Kids spend around six hours of their day at school. Some even come home with homework and spend more time learning. That is all good and kids should be encouraged to learn as much as possible, especially as their brains are like sponges. However, you don’t want to overload them and want them to play and have fun when at home. But why does playing and having fun mean that they can’t still be learning at the same time. We love educational toys and games in our house, especially ones everyone can join in with and where the kids can learn something new without knowing it.
At the moment, the biggest educational toy seems to be coding toys and I must admit we do have some. But whilst coding is important for kids to learn, and it will just get bigger and bigger, we can’t all be coders and kids need to learn other things. When I was growing up electronics kits were the all rage but could be quite tricky with stripping wires and soldering to circuit boards. So when we were asked to try out the Hot Wires Electronics Set from John Adams we were delighted to give it a go.
The Hot Wires set is vastly different from the electronics sets that I remember. Hot Wires is all plug and play, no wires to strip or solder, just snap the components together to build your circuit. The snap together components make is so much easier for little hands to build fully working circuits independently. The Hot Wires set allows you to create circuits such as a lie detector, burglar alarm, spinning disk and plenty more.
The Hot Wires electronics set is a 67-piece set and comes with over 100 experiments and circuits to build involving light, sound and movement, supporting the National Curriculum. It is supplied with a 54-page full colour book of instructions to help build the circuits. Suitable for children ages 8+, it will help supplement what they learn at school.
On opening the box, it was a delight to see that all the pieces where so well laid out. All the components are fitted into their individual slots so that you can see at a glance what pieces you have. It is a comprehensive kit with capacitors, resistors, transistors, diodes, bulbs, LEDs, IC units and more. With the box laid out as it is, you can see that all the components are there so when packing away you can easily make sure that you haven’t left anything out. The book also gives you a full list, with pictures, of each component and how many of each piece. All components are colour coded and numbered so that you can clearly match to the diagrams in the book.

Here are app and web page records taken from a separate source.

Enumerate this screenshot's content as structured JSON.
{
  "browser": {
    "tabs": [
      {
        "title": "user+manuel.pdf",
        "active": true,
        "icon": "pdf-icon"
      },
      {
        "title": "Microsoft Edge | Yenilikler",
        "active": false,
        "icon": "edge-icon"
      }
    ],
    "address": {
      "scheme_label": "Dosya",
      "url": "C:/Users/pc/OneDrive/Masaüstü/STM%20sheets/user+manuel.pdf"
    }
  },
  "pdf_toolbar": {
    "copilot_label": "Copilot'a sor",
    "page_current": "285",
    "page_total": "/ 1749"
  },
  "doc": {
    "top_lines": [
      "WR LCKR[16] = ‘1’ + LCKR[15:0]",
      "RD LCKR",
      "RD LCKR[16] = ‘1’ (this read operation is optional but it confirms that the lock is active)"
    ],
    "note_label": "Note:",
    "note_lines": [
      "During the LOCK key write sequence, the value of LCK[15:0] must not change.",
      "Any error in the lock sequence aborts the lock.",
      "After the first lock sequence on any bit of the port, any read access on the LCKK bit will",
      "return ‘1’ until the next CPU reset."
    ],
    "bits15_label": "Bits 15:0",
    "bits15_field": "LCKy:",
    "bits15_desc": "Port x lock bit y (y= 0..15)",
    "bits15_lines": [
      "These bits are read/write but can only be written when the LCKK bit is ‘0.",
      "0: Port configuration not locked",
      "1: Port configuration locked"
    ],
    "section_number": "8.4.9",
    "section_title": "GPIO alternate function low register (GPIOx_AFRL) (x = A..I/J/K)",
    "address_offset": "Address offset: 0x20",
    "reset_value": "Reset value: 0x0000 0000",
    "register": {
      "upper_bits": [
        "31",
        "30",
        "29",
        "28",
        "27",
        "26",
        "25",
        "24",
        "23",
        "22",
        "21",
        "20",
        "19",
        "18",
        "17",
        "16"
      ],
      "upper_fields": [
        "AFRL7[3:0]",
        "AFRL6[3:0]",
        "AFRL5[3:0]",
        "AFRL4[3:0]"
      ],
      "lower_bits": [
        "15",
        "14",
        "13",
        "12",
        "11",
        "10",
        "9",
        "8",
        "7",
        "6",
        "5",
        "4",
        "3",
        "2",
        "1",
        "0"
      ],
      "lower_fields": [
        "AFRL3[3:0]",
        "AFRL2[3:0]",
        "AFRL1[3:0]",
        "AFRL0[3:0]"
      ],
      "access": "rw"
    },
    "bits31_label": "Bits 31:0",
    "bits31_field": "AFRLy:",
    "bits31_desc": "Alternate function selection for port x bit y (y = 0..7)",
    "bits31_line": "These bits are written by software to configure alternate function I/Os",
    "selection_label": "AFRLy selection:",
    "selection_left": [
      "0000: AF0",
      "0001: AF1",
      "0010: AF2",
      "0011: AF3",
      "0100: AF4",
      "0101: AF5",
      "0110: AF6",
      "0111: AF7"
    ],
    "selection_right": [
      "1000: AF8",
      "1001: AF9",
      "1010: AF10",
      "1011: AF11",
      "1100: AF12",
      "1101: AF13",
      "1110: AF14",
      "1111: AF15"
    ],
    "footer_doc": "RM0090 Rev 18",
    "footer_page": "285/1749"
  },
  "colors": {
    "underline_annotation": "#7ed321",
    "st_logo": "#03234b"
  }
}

With plenty of experiments in the book, 112 in total, there are plenty to go at. As it was the first foray into electronics for the kids we, of course, started at the beginning (although I did want to make a lie detector or burglar alarm). Four AA batteries, not supplied, are needed to power the circuits so we made sure we had a fresh pack before starting.
The first experiment is Making a Simple Circuit. This is something I do remember from school – using a switch to turn on/off a small light bulb. All the components are ‘snapped’ on to a plastic board (supplied) and then the components snapped onto each other. The kids found this easy to do and followed the simple illustrated picture diagram quite easily. By building a simple circuit and using the information in the book it shows how electricity flows and how opening or closing a circuit will give a result, in this case turning on or off the light.
As we have been working our way through the book, the experiments get slowly more complicated adding in resistors of varying strengths, different types of switches and sensors and even sounds. The favourite experiment the kids have completed so far is experiment 3 where they power a spinning disc causing it to fly up in the air.
As the book continues the experiments become more than simple circuits with the addition of sound IC units for burglar alarms and lie detectors (requires moisture on a sensor) and light sensitive photo resistor. Will this kit you can even create logic circuits, introducing binary and how computers work. I am really impressed with as how you progress through the book the experiments get more challenging, adding in new components and more complicated designs. The sees circuits go from a switch to circuits activated by touch, noise, water and light giving results in sirens, flashing lights, flying discs and even sound effects.
Understanding electronics is a vital part of children’s scientific education but this set teaches more than that. It also helps with problem solving, critical and logic thinking when something doesn’t work as it should – where did we go wrong and what can we do to fix it. It also teaches patience, being meticulous, how to read and follow diagrams and instructions, and having a clear thought process.
Overall, the Hot Wires Electronics Set is an excellent kit. The snap together pieces are the perfect introduction in electronics. It removes the frustration of wire stripping and soldering or twisting bare wires onto boards and components. It will give children the basic tools to understand how circuits and electricity work in simple form, giving them the confidence to move up to using printed circuit boards and the delicate components to build a real circuit board.
The entire set is just quality. The components feel tough and durable, and are not flimsy so will stand up to being snapped together and unsnapped for a long time.
The experiments in the book are really fun and do encourage children to learn in a fun way. With making Morse Code generators, simple radio sets, flashing lamps etc. there is a lot to do and enjoy. I have loved helping the kids with the experiments and, I must admit, to doing a few whilst they haven’t been around (it is quite interesting and you’re never too old to learn).
If you want to help further your children’s education at home then Hot Wires is the perfect set to encourage their scientific learning. Who knows, you may just find that you have a budding electrical engineer in the house.
Definitely worth 5 stars for ease of use, quality, durability, educational and fun value.